━━━━━ Information given ━━━━━

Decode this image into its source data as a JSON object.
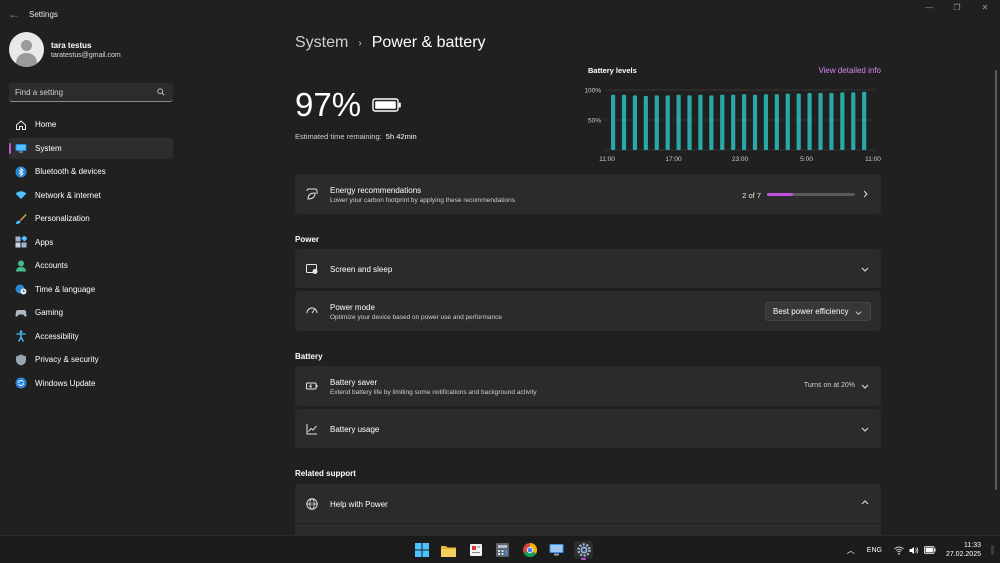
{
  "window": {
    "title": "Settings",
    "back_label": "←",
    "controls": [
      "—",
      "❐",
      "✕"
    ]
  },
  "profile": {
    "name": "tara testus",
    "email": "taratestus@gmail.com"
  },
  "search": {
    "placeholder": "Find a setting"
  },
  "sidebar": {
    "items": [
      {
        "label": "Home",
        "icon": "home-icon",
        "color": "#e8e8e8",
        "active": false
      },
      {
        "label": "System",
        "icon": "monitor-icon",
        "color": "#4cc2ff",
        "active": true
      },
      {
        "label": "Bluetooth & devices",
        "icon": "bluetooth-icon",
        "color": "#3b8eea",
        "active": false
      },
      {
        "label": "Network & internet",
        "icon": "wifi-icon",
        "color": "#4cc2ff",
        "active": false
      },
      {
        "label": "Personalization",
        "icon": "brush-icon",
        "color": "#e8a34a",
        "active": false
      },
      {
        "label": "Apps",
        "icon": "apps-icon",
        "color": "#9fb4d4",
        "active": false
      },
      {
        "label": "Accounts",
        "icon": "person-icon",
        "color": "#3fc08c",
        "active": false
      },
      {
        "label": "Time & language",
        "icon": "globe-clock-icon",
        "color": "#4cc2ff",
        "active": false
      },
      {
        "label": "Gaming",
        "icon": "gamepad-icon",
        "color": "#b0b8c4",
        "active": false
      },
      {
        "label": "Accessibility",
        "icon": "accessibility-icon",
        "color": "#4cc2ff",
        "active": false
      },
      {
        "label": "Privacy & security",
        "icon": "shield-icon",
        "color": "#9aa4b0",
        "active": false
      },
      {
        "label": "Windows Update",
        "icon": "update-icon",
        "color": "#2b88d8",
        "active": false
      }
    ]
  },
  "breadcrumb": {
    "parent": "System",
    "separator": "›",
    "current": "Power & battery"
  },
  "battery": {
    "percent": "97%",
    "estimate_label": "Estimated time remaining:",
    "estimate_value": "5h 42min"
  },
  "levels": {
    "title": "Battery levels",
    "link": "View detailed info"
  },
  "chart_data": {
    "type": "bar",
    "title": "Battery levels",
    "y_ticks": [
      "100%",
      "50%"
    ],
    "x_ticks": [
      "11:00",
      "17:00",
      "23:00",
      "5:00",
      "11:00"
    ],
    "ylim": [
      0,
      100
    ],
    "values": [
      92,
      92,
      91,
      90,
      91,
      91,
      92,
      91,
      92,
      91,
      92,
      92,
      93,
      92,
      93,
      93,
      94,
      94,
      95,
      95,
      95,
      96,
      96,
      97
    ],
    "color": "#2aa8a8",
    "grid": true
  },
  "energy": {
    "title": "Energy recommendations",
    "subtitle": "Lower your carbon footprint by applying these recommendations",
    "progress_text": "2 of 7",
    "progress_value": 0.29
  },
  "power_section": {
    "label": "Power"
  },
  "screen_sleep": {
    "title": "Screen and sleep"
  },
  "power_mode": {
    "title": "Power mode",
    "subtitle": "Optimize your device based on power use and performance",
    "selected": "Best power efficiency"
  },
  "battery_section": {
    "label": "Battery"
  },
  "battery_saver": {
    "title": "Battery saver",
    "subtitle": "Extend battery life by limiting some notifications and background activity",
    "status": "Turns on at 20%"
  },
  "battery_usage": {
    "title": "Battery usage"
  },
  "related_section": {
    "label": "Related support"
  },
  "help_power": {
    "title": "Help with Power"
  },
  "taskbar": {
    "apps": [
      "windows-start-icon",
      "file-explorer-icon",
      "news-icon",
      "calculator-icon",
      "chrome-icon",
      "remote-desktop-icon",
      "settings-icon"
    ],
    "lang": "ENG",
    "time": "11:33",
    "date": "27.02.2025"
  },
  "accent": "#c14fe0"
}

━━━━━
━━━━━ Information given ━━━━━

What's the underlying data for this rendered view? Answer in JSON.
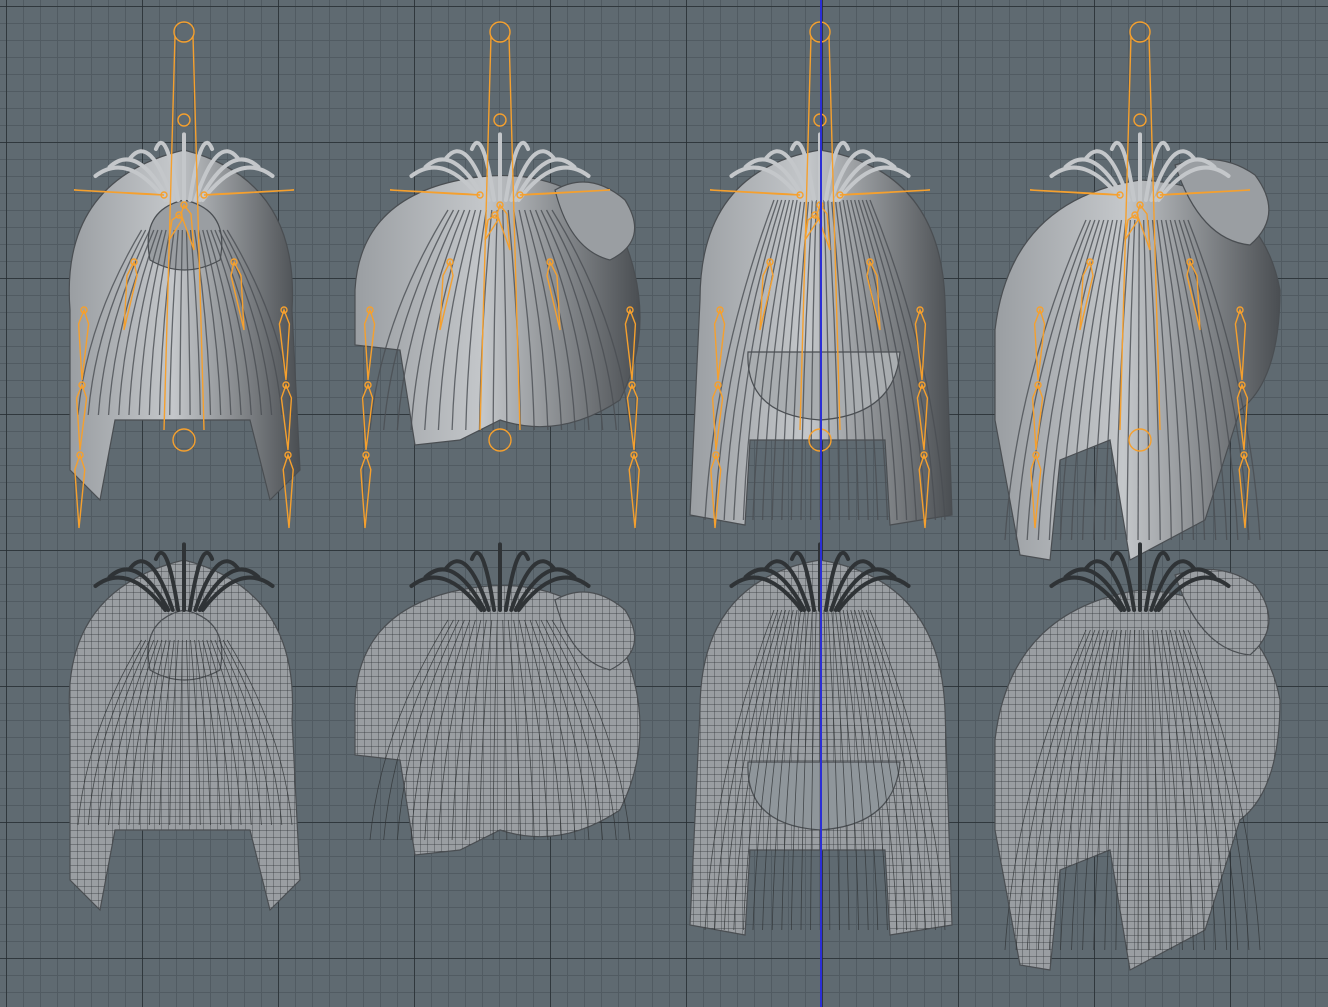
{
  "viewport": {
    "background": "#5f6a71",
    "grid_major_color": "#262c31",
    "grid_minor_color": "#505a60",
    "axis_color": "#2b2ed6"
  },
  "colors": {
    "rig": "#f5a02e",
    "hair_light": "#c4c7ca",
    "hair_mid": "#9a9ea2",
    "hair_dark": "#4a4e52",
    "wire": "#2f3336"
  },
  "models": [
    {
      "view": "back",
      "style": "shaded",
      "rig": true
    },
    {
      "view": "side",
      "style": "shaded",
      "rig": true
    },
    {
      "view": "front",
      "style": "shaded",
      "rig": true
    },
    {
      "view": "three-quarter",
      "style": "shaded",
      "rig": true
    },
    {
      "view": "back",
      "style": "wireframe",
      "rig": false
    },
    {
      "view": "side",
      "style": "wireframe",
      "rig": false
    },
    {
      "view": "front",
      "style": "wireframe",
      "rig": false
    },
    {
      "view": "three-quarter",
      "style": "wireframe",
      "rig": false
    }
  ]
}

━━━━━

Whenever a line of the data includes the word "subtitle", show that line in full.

### Completed exercise
    "subtitle": "Lower your carbon footprint by applying these recommendations",
    "subtitle": "Optimize your device based on power use and performance",
    "subtitle": "Extend battery life by limiting some notifications and background activity",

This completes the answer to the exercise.